Jim Watson quit school in the fourth grade and went to work as a photographer, musician and mule driver in a coal mine before joining the Baltimore based African American as an editorial cartoonist. ‘Amos Hokum’ never made much money for Jim Watson. Lack of adequate syndication led him keep the comic strip as a spare time job. He fought for the Allies against the Japanese in World War II as did his creation ‘Amos Hokum.’ After the war he taught himself sign painting, by much trial and error, and opened his own shop. Watson had a wife and three children.

[3] February 6, 1926
Fred B. Watson drew comic strips which included real-life Negro characters like pianist Eubie Blake and Heavyweight Champion Jack Johnson. He also drew true crime and divorce court stories drawn from popular newspaper accounts. 

[4] April 17, 1926
There were a variety of other African-American comic strips in the twenties and thirties, most so badly drawn they are hardly worth remembering. Titles included ‘Hamm and Beans’, ‘Tessie Tish’, a kid strip called ‘The Gang’, and ‘After the Honeymoon’. Many of these were syndicated by PNF SERVICE in New York. 
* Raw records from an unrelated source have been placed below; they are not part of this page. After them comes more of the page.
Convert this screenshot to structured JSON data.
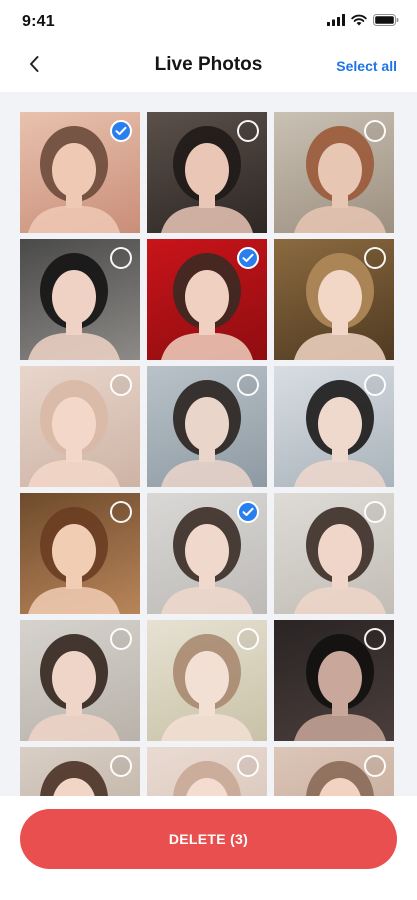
{
  "status_bar": {
    "time": "9:41",
    "icons": [
      "cellular-signal-icon",
      "wifi-icon",
      "battery-icon"
    ]
  },
  "header": {
    "back_icon": "chevron-left-icon",
    "title": "Live Photos",
    "select_all": "Select all"
  },
  "colors": {
    "accent": "#1f74e8",
    "check_selected": "#2a7ff0",
    "delete": "#ea4f4f",
    "grid_bg": "#f1f3f6"
  },
  "photos": [
    {
      "selected": true,
      "bg1": "#e8c2ae",
      "bg2": "#c98e79",
      "skin": "#f0c9b5",
      "hair": "#6b4a3a"
    },
    {
      "selected": false,
      "bg1": "#5b504a",
      "bg2": "#2e2724",
      "skin": "#e9c6b6",
      "hair": "#1f1a18"
    },
    {
      "selected": false,
      "bg1": "#c9c1b4",
      "bg2": "#9c8f80",
      "skin": "#e7c6b4",
      "hair": "#9b5a3a"
    },
    {
      "selected": false,
      "bg1": "#4a4a49",
      "bg2": "#8d8a87",
      "skin": "#efd2c4",
      "hair": "#151414"
    },
    {
      "selected": true,
      "bg1": "#c8141a",
      "bg2": "#8f0d10",
      "skin": "#f0d0c0",
      "hair": "#3a2a22"
    },
    {
      "selected": false,
      "bg1": "#8b6a3f",
      "bg2": "#4f3a22",
      "skin": "#f2d6c6",
      "hair": "#b08a5a"
    },
    {
      "selected": false,
      "bg1": "#e8d6cc",
      "bg2": "#cdb3a4",
      "skin": "#f3d8c9",
      "hair": "#d9b9a6"
    },
    {
      "selected": false,
      "bg1": "#b9c2c8",
      "bg2": "#8e9aa3",
      "skin": "#ead5ca",
      "hair": "#2a2220"
    },
    {
      "selected": false,
      "bg1": "#d8dde2",
      "bg2": "#aab3bb",
      "skin": "#efd8cc",
      "hair": "#1c1a1a"
    },
    {
      "selected": false,
      "bg1": "#6e4b2c",
      "bg2": "#b9855a",
      "skin": "#f1cdb4",
      "hair": "#6a3d22"
    },
    {
      "selected": true,
      "bg1": "#d9d8d6",
      "bg2": "#bdbab6",
      "skin": "#f0d8cc",
      "hair": "#3a2c26"
    },
    {
      "selected": false,
      "bg1": "#dedbd6",
      "bg2": "#c2bdb6",
      "skin": "#efd6c9",
      "hair": "#3c2d27"
    },
    {
      "selected": false,
      "bg1": "#d6d2cd",
      "bg2": "#b8b2aa",
      "skin": "#efd5c7",
      "hair": "#33261f"
    },
    {
      "selected": false,
      "bg1": "#e6e1d2",
      "bg2": "#c9c2a7",
      "skin": "#f3e0d4",
      "hair": "#a88a70"
    },
    {
      "selected": false,
      "bg1": "#2a2424",
      "bg2": "#4a3e3c",
      "skin": "#c9a79a",
      "hair": "#120f0f"
    },
    {
      "selected": false,
      "bg1": "#d9cfc6",
      "bg2": "#b9a99b",
      "skin": "#f1d5c5",
      "hair": "#4a3226"
    },
    {
      "selected": false,
      "bg1": "#eadbd2",
      "bg2": "#d2beb2",
      "skin": "#f4dcd0",
      "hair": "#c9a996"
    },
    {
      "selected": false,
      "bg1": "#dcc6b8",
      "bg2": "#bfa493",
      "skin": "#f2d3c2",
      "hair": "#8a6a58"
    }
  ],
  "delete_button": {
    "label": "DELETE (3)"
  }
}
[5] February 20, 1926
[6] February 27, 1926
[7] March 16, 1926
[8] May 22, 1926
[9] May 29, 1926
[10] March 5, 1927
[11] August 17, 1929
[12] November 2, 1929
[13] November 16, 1929
[14] January 4, 1930
[15] January 13, 1940
[16] August 1, 1931
[17] August 1, 1931
[18] September 4, 1943


  1. I love the brand new design of the blog :)

  2. Depending on what type of screen you use, Yesterday's Papers will display differently. Always choose the option "view web version" when possible!